* **DATA SUPPLIED**:
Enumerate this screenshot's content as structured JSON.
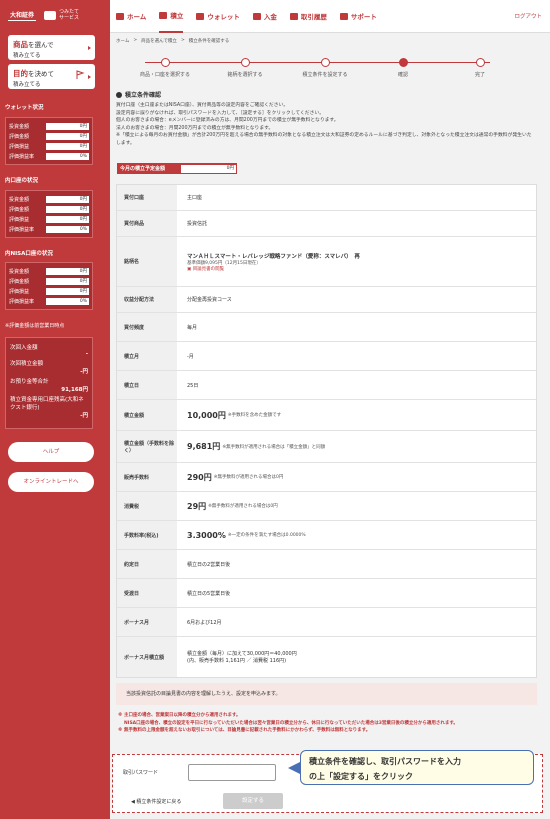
{
  "sidebar": {
    "logo": "大和証券",
    "logo2_line1": "つみたて",
    "logo2_line2": "サービス",
    "btn1": {
      "main": "商品",
      "suffix": "を選んで",
      "sub": "積み立てる"
    },
    "btn2": {
      "main": "目的",
      "suffix": "を決めて",
      "sub": "積み立てる"
    },
    "wallet_title": "ウォレット状況",
    "wallet_rows": [
      {
        "k": "投資金額",
        "v": "0円"
      },
      {
        "k": "評価金額",
        "v": "0円"
      },
      {
        "k": "評価損益",
        "v": "0円"
      },
      {
        "k": "評価損益率",
        "v": "0%"
      }
    ],
    "domestic_title": "内口座の状況",
    "domestic_rows": [
      {
        "k": "投資金額",
        "v": "0円"
      },
      {
        "k": "評価金額",
        "v": "0円"
      },
      {
        "k": "評価損益",
        "v": "0円"
      },
      {
        "k": "評価損益率",
        "v": "0%"
      }
    ],
    "nisa_title": "内NISA口座の状況",
    "nisa_rows": [
      {
        "k": "投資金額",
        "v": "0円"
      },
      {
        "k": "評価金額",
        "v": "0円"
      },
      {
        "k": "評価損益",
        "v": "0円"
      },
      {
        "k": "評価損益率",
        "v": "0%"
      }
    ],
    "note": "※評価金額は前営業日時点",
    "summary": {
      "next_deposit_label": "次回入金額",
      "next_deposit_val": "-",
      "next_invest_label": "次回積立金額",
      "next_invest_val": "-円",
      "deposit_total_label": "お預り金等合計",
      "deposit_total_val": "91,168円",
      "bank_label": "積立資金専用口座残高(大和ネクスト銀行)",
      "bank_val": "-円"
    },
    "help": "ヘルプ",
    "online": "オンライントレードへ"
  },
  "nav": {
    "items": [
      {
        "label": "ホーム"
      },
      {
        "label": "積立"
      },
      {
        "label": "ウォレット"
      },
      {
        "label": "入金"
      },
      {
        "label": "取引履歴"
      },
      {
        "label": "サポート"
      }
    ],
    "logout": "ログアウト"
  },
  "breadcrumb": [
    "ホーム",
    ">",
    "商品を選んで積立",
    ">",
    "積立条件を確認する"
  ],
  "steps": [
    {
      "label": "商品・口座を選択する"
    },
    {
      "label": "銘柄を選択する"
    },
    {
      "label": "積立条件を設定する"
    },
    {
      "label": "確認"
    },
    {
      "label": "完了"
    }
  ],
  "section_title": "積立条件確認",
  "description": [
    "買付口座（主口座またはNISA口座）、買付商品等の設定内容をご確認ください。",
    "設定内容に誤りがなければ、取引パスワードを入力して、［設定する］をクリックしてください。",
    "個人のお客さまの場合：eメンバーに登録済みの方は、月間200万円までの積立が無手数料となります。",
    "法人のお客さまの場合：月間200万円までの積立が無手数料となります。",
    "※「積立による毎月のお買付金額」が合計200万円を超える場合の無手数料の対象となる積立注文は大和証券の定めるルールに基づき判定し、対象外となった積立注文は通常の手数料が発生いたします。"
  ],
  "monthly": {
    "label": "今月の積立予定金額",
    "value": "0円"
  },
  "rows": {
    "account": {
      "k": "買付口座",
      "v": "主口座"
    },
    "product": {
      "k": "買付商品",
      "v": "投資信託"
    },
    "fund": {
      "k": "銘柄名",
      "name": "マンＡＨＬスマート・レバレッジ戦略ファンド（愛称：スマレバ）　再",
      "price": "基準価額9,095円（12月15日現在）",
      "pdf": "目論見書の閲覧"
    },
    "distribution": {
      "k": "収益分配方法",
      "v": "分配金再投資コース"
    },
    "frequency": {
      "k": "買付頻度",
      "v": "毎月"
    },
    "month": {
      "k": "積立月",
      "v": "-月"
    },
    "day": {
      "k": "積立日",
      "v": "25日"
    },
    "amount": {
      "k": "積立金額",
      "num": "10,000円",
      "sub": "※手数料を含めた金額です"
    },
    "amount_ex": {
      "k": "積立金額（手数料を除く）",
      "num": "9,681円",
      "sub": "※無手数料が適用される場合は「積立金額」と同額"
    },
    "fee": {
      "k": "販売手数料",
      "num": "290円",
      "sub": "※無手数料が適用される場合は0円"
    },
    "tax": {
      "k": "消費税",
      "num": "29円",
      "sub": "※無手数料が適用される場合は0円"
    },
    "rate": {
      "k": "手数料率(税込)",
      "num": "3.3000%",
      "sub": "※一定の条件を満たす場合は0.0000%"
    },
    "contract": {
      "k": "約定日",
      "v": "積立日の2営業日後"
    },
    "delivery": {
      "k": "受渡日",
      "v": "積立日の5営業日後"
    },
    "bonus_month": {
      "k": "ボーナス月",
      "v": "6月および12月"
    },
    "bonus_amount": {
      "k": "ボーナス月積立額",
      "v1": "積立金額（毎月）に加えて30,000円＝40,000円",
      "v2": "(内、販売手数料 1,161円 ／ 消費税 116円)"
    }
  },
  "consent": "当該投資信託の目論見書の内容を理解したうえ、設定を申込みます。",
  "notes": [
    "※ 主口座の場合、営業案日以降の積立分から適用されます。",
    "NISA口座の場合、積立の設定を平日に行なっていただいた場合は翌々営業日の積立分から、休日に行なっていただいた場合は3営業日後の積立分から適用されます。",
    "※ 無手数料の上限金額を超えないお取引については、目論見書に記載された手数料にかかわらず、手数料は無料となります。"
  ],
  "password_label": "取引パスワード",
  "back": "◀ 積立条件設定に戻る",
  "set_button": "設定する",
  "callout_line1": "積立条件を確認し、取引パスワードを入力",
  "callout_line2": "の上「設定する」をクリック"
}
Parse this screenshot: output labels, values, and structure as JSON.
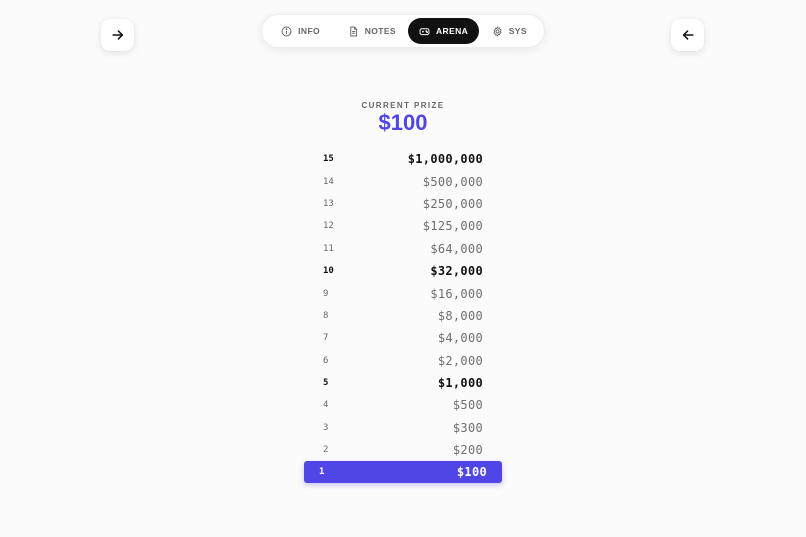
{
  "nav": {
    "forward_icon": "arrow-right-icon",
    "back_icon": "arrow-left-icon"
  },
  "tabs": [
    {
      "label": "INFO",
      "icon": "info-icon",
      "active": false
    },
    {
      "label": "NOTES",
      "icon": "document-icon",
      "active": false
    },
    {
      "label": "ARENA",
      "icon": "gamepad-icon",
      "active": true
    },
    {
      "label": "SYS",
      "icon": "gear-icon",
      "active": false
    }
  ],
  "prize": {
    "label": "CURRENT PRIZE",
    "value": "$100",
    "accent_color": "#4f46e5"
  },
  "ladder": [
    {
      "level": "15",
      "amount": "$1,000,000",
      "milestone": true,
      "current": false
    },
    {
      "level": "14",
      "amount": "$500,000",
      "milestone": false,
      "current": false
    },
    {
      "level": "13",
      "amount": "$250,000",
      "milestone": false,
      "current": false
    },
    {
      "level": "12",
      "amount": "$125,000",
      "milestone": false,
      "current": false
    },
    {
      "level": "11",
      "amount": "$64,000",
      "milestone": false,
      "current": false
    },
    {
      "level": "10",
      "amount": "$32,000",
      "milestone": true,
      "current": false
    },
    {
      "level": "9",
      "amount": "$16,000",
      "milestone": false,
      "current": false
    },
    {
      "level": "8",
      "amount": "$8,000",
      "milestone": false,
      "current": false
    },
    {
      "level": "7",
      "amount": "$4,000",
      "milestone": false,
      "current": false
    },
    {
      "level": "6",
      "amount": "$2,000",
      "milestone": false,
      "current": false
    },
    {
      "level": "5",
      "amount": "$1,000",
      "milestone": true,
      "current": false
    },
    {
      "level": "4",
      "amount": "$500",
      "milestone": false,
      "current": false
    },
    {
      "level": "3",
      "amount": "$300",
      "milestone": false,
      "current": false
    },
    {
      "level": "2",
      "amount": "$200",
      "milestone": false,
      "current": false
    },
    {
      "level": "1",
      "amount": "$100",
      "milestone": false,
      "current": true
    }
  ]
}
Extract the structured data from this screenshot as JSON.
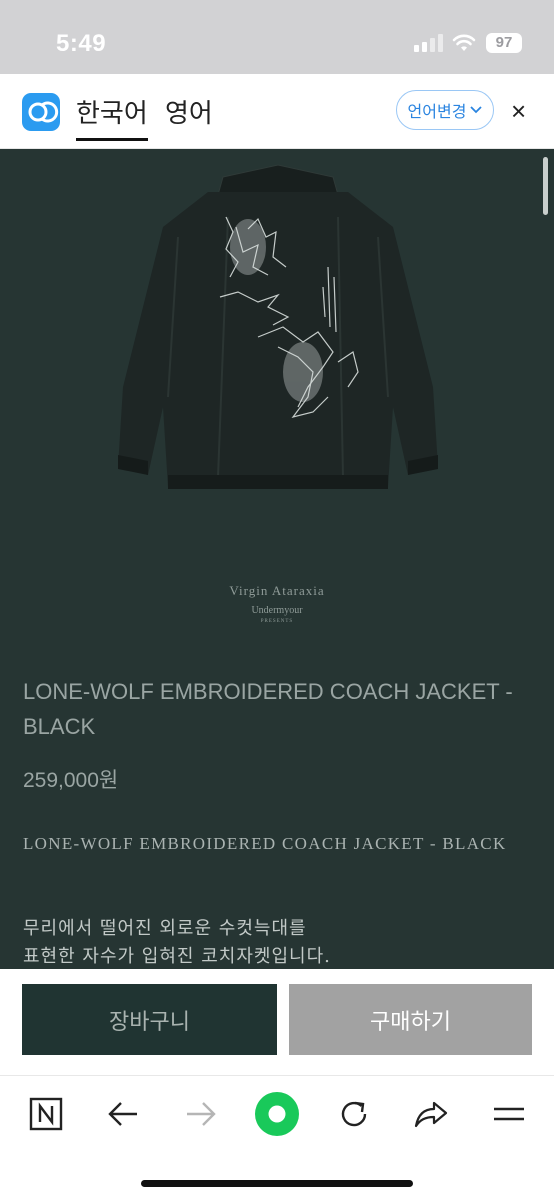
{
  "status_bar": {
    "time": "5:49",
    "battery": "97"
  },
  "translate_bar": {
    "languages": [
      "한국어",
      "영어"
    ],
    "change_label": "언어변경",
    "close_label": "×"
  },
  "product": {
    "brand": {
      "name": "Virgin Ataraxia",
      "sub": "Undermyour",
      "tiny": "PRESENTS"
    },
    "title": "LONE-WOLF EMBROIDERED COACH JACKET  - BLACK",
    "price": "259,000원",
    "description_en": "LONE-WOLF EMBROIDERED COACH JACKET  - BLACK",
    "description_kr_lines": [
      "무리에서 떨어진 외로운 수컷늑대를",
      "표현한 자수가 입혀진 코치자켓입니다."
    ]
  },
  "actions": {
    "cart_label": "장바구니",
    "buy_label": "구매하기"
  },
  "toolbar": {
    "icons": [
      "naver-home-icon",
      "back-arrow-icon",
      "forward-arrow-icon",
      "green-dot-icon",
      "refresh-icon",
      "share-icon",
      "menu-icon"
    ],
    "accent_color": "#19c95a"
  },
  "colors": {
    "content_bg": "#263533",
    "cart_button": "#203432",
    "buy_button": "#a2a2a2",
    "translate_accent": "#2b9bf0"
  }
}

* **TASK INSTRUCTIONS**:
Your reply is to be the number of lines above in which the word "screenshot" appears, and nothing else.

* **WRITTEN ANSWER**:
3